Exercise directions: From the entries below, gather every line containing the string "Edged".

(Stored data)
==*==
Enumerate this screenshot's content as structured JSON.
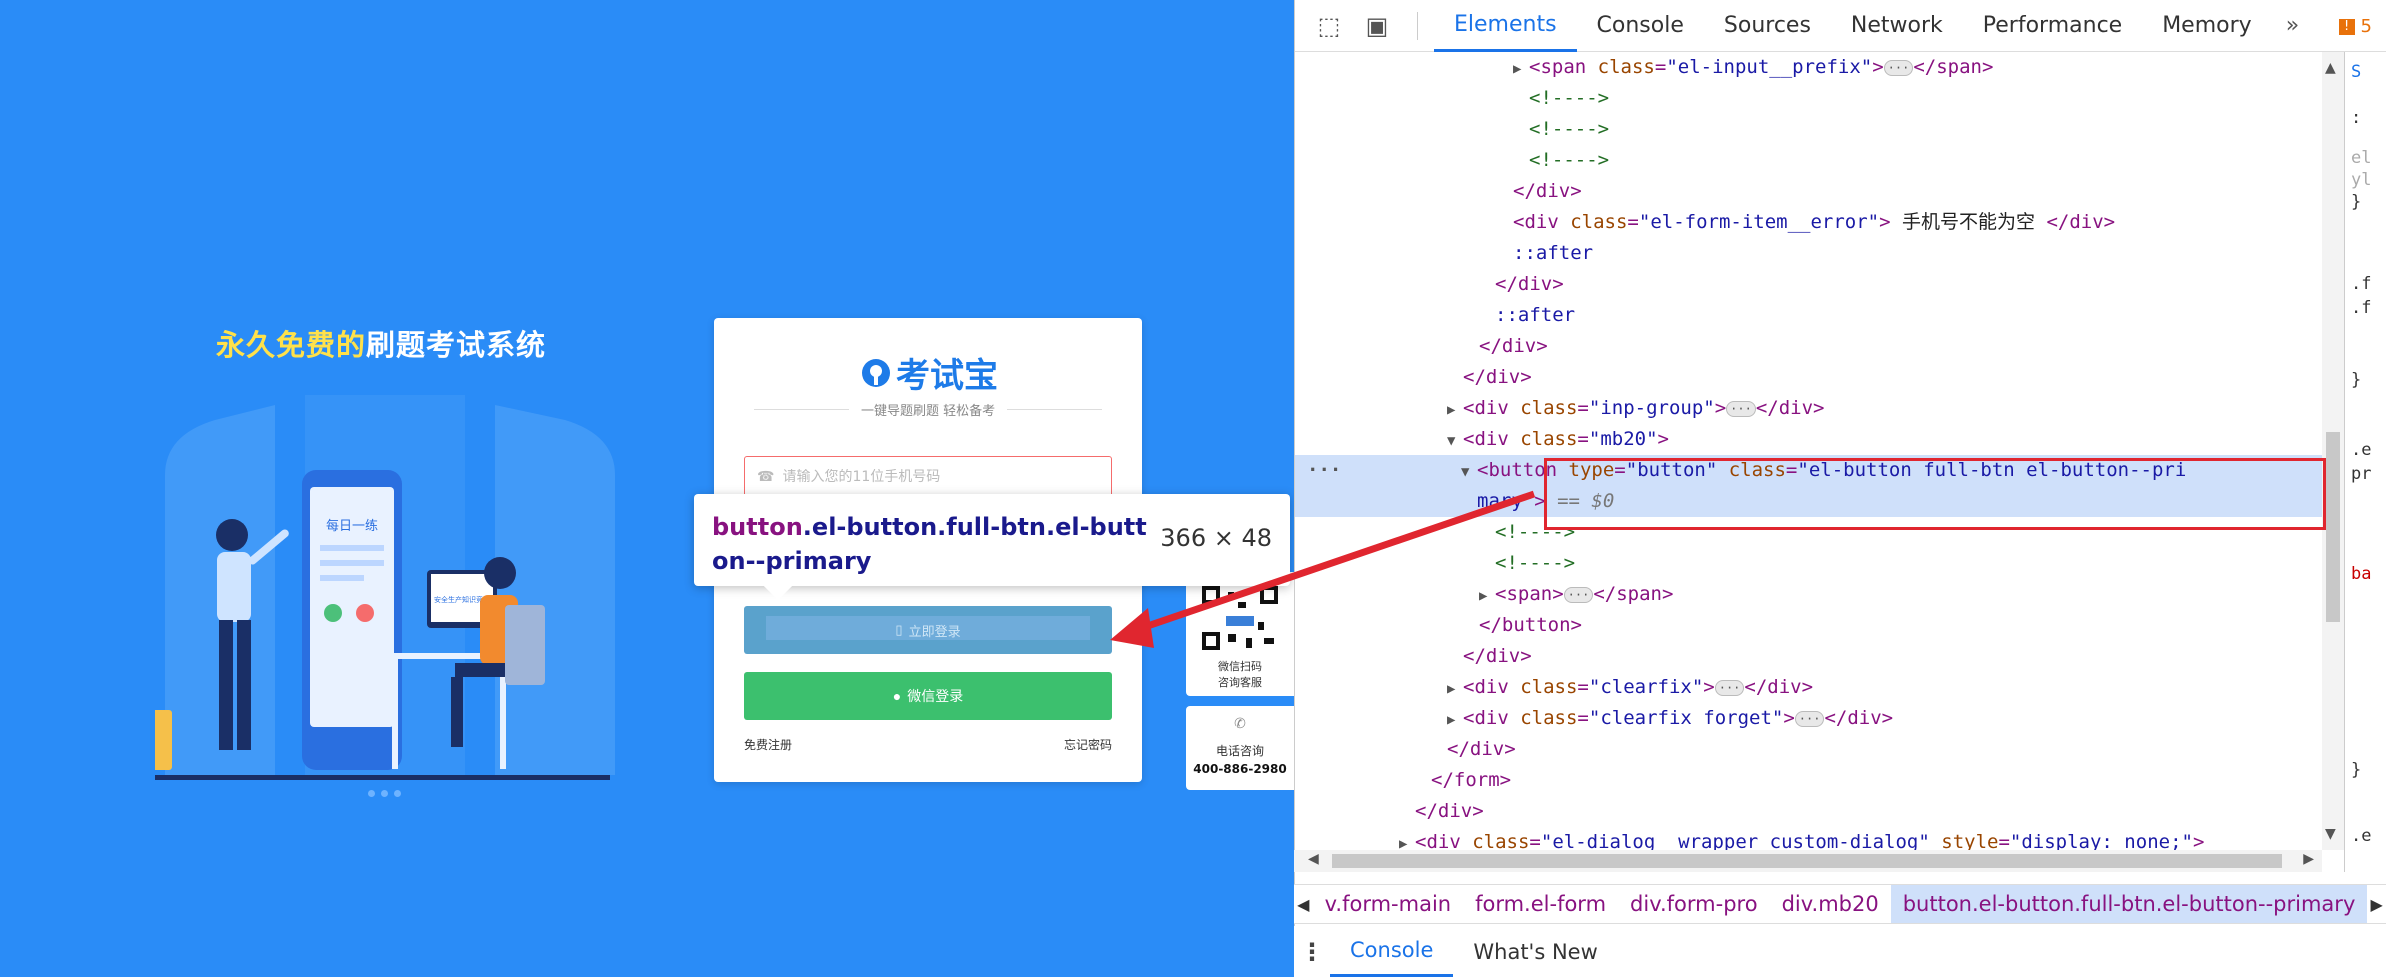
{
  "page": {
    "slogan_highlight": "永久免费的",
    "slogan_rest": "刷题考试系统",
    "illustration_label": "每日一练",
    "illustration_screen_label": "安全生产知识竞赛",
    "logo": "考试宝",
    "subtitle": "一键导题刷题 轻松备考",
    "phone_placeholder": "请输入您的11位手机号码",
    "login_button": "立即登录",
    "wechat_button": "微信登录",
    "register_link": "免费注册",
    "forgot_link": "忘记密码",
    "qr_text_1": "微信扫码",
    "qr_text_2": "咨询客服",
    "tel_label": "电话咨询",
    "tel_number": "400-886-2980",
    "tooltip_tag": "button",
    "tooltip_selector": ".el-button.full-btn.el-button--primary",
    "tooltip_size": "366 × 48",
    "colors": {
      "page_bg": "#2a8cf7",
      "wechat_green": "#3cc06e",
      "highlight_yellow": "#ffe14a",
      "annotation_red": "#e0262f"
    }
  },
  "devtools": {
    "tabs": [
      "Elements",
      "Console",
      "Sources",
      "Network",
      "Performance",
      "Memory"
    ],
    "active_tab": "Elements",
    "more_tabs": "»",
    "issues_count": "5",
    "tree": {
      "r1": {
        "tag_open": "<span",
        "attr": "class",
        "val": "\"el-input__prefix\"",
        "end": ">",
        "close": "</span>"
      },
      "comment": "<!---->",
      "div_close": "</div>",
      "r5": {
        "tag_open": "<div",
        "attr": "class",
        "val": "\"el-form-item__error\"",
        "end": ">",
        "text": " 手机号不能为空 ",
        "close": "</div>"
      },
      "after": "::after",
      "r14": {
        "tag_open": "<div",
        "attr": "class",
        "val": "\"inp-group\"",
        "end": ">",
        "close": "</div>"
      },
      "r15": {
        "tag_open": "<div",
        "attr": "class",
        "val": "\"mb20\"",
        "end": ">"
      },
      "sel": {
        "tag_open": "<button",
        "attr1": "type",
        "val1": "\"button\"",
        "attr2": "class",
        "val2a": "\"el-button full-btn el-button--pri",
        "val2b": "mary\"",
        "end": ">",
        "eq": " == $0"
      },
      "span_row": {
        "open": "<span>",
        "close": "</span>"
      },
      "button_close": "</button>",
      "r21": {
        "tag_open": "<div",
        "attr": "class",
        "val": "\"clearfix\"",
        "end": ">",
        "close": "</div>"
      },
      "r22": {
        "tag_open": "<div",
        "attr": "class",
        "val": "\"clearfix forget\"",
        "end": ">",
        "close": "</div>"
      },
      "form_close": "</form>",
      "r26": {
        "tag_open": "<div",
        "attr1": "class",
        "val1": "\"el-dialog__wrapper custom-dialog\"",
        "attr2": "style",
        "val2": "\"display: none;\"",
        "end": ">"
      }
    },
    "styles_snippets": [
      "S",
      ":",
      "el",
      "yl",
      "}",
      ".f",
      ".f",
      "}",
      ".e",
      "pr",
      "ba",
      "}",
      ".e"
    ],
    "breadcrumbs": [
      "v.form-main",
      "form.el-form",
      "div.form-pro",
      "div.mb20",
      "button.el-button.full-btn.el-button--primary"
    ],
    "drawer_tabs": [
      "Console",
      "What's New"
    ]
  }
}
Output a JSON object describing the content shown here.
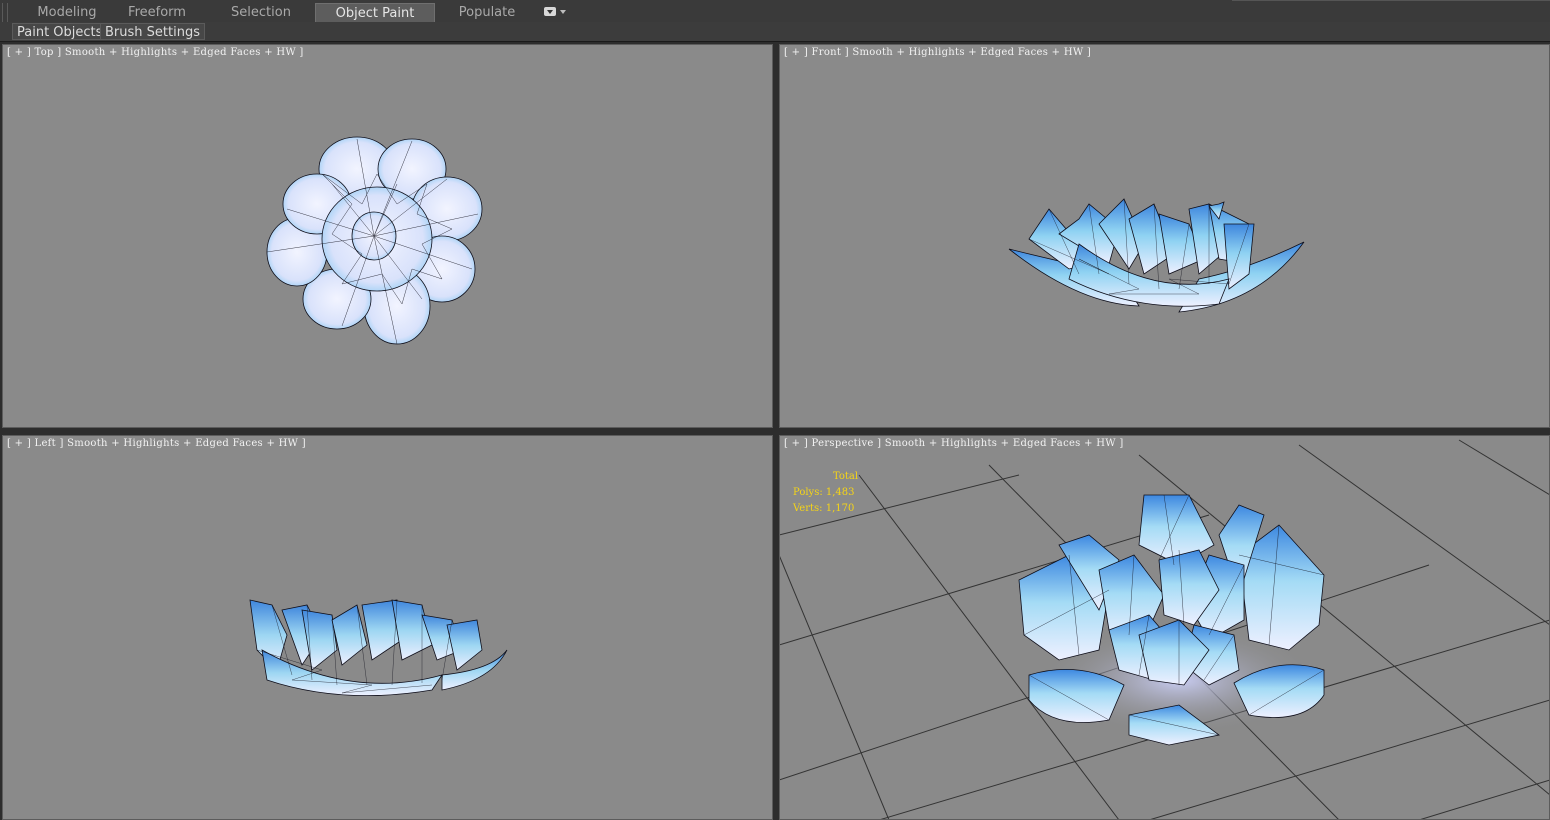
{
  "ribbon": {
    "tabs": [
      {
        "label": "Modeling"
      },
      {
        "label": "Freeform"
      },
      {
        "label": "Selection"
      },
      {
        "label": "Object Paint",
        "active": true
      },
      {
        "label": "Populate"
      }
    ]
  },
  "subbar": {
    "paint_objects": "Paint Objects",
    "brush_settings": "Brush Settings"
  },
  "viewports": {
    "top": {
      "label": "[ + ] Top ] Smooth + Highlights + Edged Faces + HW ]"
    },
    "front": {
      "label": "[ + ] Front ] Smooth + Highlights + Edged Faces + HW ]"
    },
    "left": {
      "label": "[ + ] Left ] Smooth + Highlights + Edged Faces + HW ]"
    },
    "perspective": {
      "label": "[ + ] Perspective ] Smooth + Highlights + Edged Faces + HW ]",
      "stats": {
        "total": "Total",
        "polys": "Polys: 1,483",
        "verts": "Verts: 1,170"
      }
    }
  },
  "colors": {
    "viewport_bg": "#8a8a8a",
    "stats_text": "#f5d417",
    "petal_light": "#eef2ff",
    "petal_blue": "#4aa3e6"
  }
}
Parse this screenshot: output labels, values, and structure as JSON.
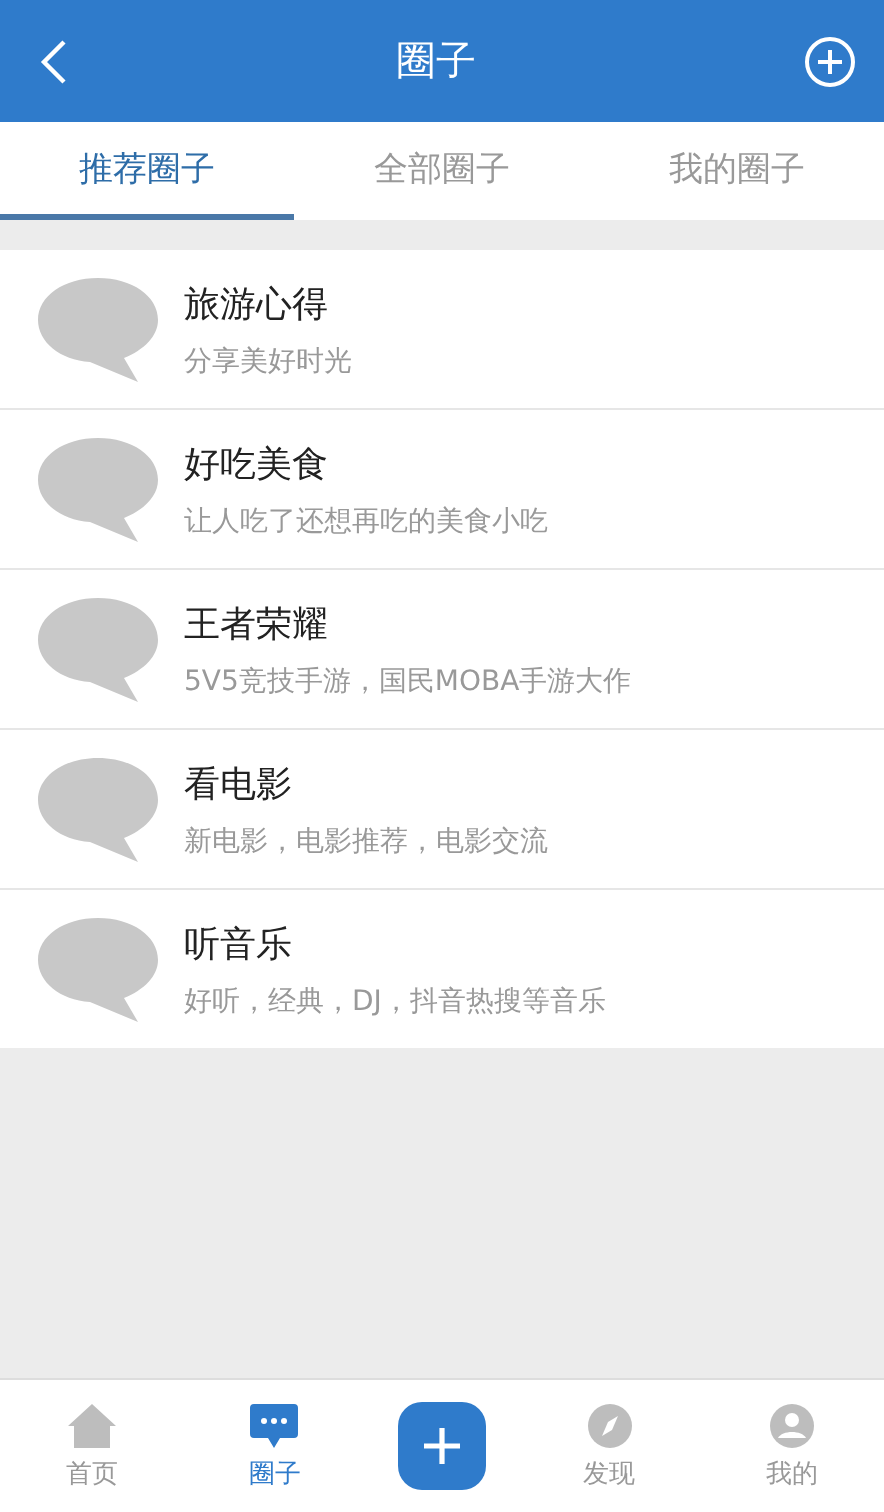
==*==
Your solution:
      "label": "[ + ] Top ] Smooth + Highlights + Edged Faces + HW ]"
      "label": "[ + ] Front ] Smooth + Highlights + Edged Faces + HW ]"
      "label": "[ + ] Left ] Smooth + Highlights + Edged Faces + HW ]"
      "label": "[ + ] Perspective ] Smooth + Highlights + Edged Faces + HW ]",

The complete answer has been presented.